Looking deeper into the data, the evidence continues to support the conclusion that our faculty have steadily improved their teaching. Over four terms, faculty have reduced the number of objectives they select and narrowed the gap (i.e., variance – for those of you jonesing for statistical parlance) between progress on individual objectives chosen for a given course. This narrowing precision likely indicates an increasing clarity of educational intent on the part of our faculty. Moreover, this reduction in selected learning objectives has not come at the expense of higher order thinking objectives that might be considered more difficult to teach. On the contrary, the selection of individual learning objectives remains similarly distributed – and equally effective – across surface and deep learning objectives. In addition, students’ responses to the questions regarding “excellent teacher” and “excellent course” went up from 4.2 to 4.3 and from 3.9 to 4.0, respectively. Finally, when asked whether “as a result of this course, I have more positive feelings about this field of study,” students’ average responses increased from 3.9 to 4.0.

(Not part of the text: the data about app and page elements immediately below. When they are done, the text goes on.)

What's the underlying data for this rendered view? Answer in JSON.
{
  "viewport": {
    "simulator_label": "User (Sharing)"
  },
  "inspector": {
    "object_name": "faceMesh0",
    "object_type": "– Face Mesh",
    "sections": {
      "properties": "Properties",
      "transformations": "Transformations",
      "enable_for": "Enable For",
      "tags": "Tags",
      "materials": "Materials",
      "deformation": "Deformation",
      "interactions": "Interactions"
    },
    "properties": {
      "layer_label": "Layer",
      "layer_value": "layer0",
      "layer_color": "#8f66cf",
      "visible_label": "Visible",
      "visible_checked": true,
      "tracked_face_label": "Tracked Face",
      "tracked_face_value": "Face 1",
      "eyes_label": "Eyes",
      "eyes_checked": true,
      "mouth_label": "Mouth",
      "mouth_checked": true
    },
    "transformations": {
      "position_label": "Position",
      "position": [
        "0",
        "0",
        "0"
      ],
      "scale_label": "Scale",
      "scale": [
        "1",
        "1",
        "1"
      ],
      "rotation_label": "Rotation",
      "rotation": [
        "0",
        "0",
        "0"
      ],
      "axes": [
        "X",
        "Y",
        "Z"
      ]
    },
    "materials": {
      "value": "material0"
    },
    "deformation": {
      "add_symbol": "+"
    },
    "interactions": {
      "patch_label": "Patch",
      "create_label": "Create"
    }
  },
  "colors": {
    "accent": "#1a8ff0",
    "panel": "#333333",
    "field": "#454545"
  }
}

Are there some reasons to challenge my conclusions? Maybe. While last year’s participation in the IDEA course feedback process was mandated for all faculty in an effort to develop institutional norms, only about 75% of courses participated this fall. So it’s possible that the courses that didn’t participate in the fall would have pulled down our overall averages. Or maybe our faculty have just learned how to manipulate the system and the increased numbers in both PRO scores, individual learning objectives, and teaching methods and styles are nothing more than our improved ability to game the system.
To both of these counter-arguments, in the spirit of the holiday I say (respectfully) . . . humbug. First of all, although older faculty are traditionally least likely to employ course evaluations (as was the case this fall), I think it is highly unlikely that these faculty are also our worst instructors. On contrary, many of them are master teachers who have found long ago that they needed to develop other methods of gathering course feedback that matched their own approach to teaching. Moreover, even if there were some courses taught by senior faculty in which students would have reported lesser degrees of learning, there were courses with lower PRO scores taught by faculty from all classifications. Second, while there might be some potential for gaming the IDEA system, what I have seen some people refer to as “gaming” has actually been nothing but intentionally designed teaching. If a faculty member decides to select objective 11, “learning to analyze and critically evaluate ideas, arguments, and points of view,” and then tells the students that this is a focus of the course, asked students to develop this skill through a series of assignments, discussions, projects, or papers, and then explains to students when and how they were making progress on this objective . . . that all sounds to me like plain ol’ good teaching. So if that is gaming the system or teaching to the test, then (in the words of every kid who has ever played football in the street), “GAME ON!”
Are there other data points in last term’s IDEA aggregate report that we ought to examine and seek to improve? Sure. But let’s have that conversation later – maybe in January. Right now, let’s revel in the knowledge that we now have evidence to show the fruits of our labor to improve our teaching. You made the commitment to adopt the IDEA course feedback system knowing that it might require us to step up our game. It did, and you responded in kind. Actually, you didn’t just meet the challenge – you rose up and proved yourselves to be better than advertised. So congratulations. You thoroughly deserve it. Merry Christmas.
Make it a great day,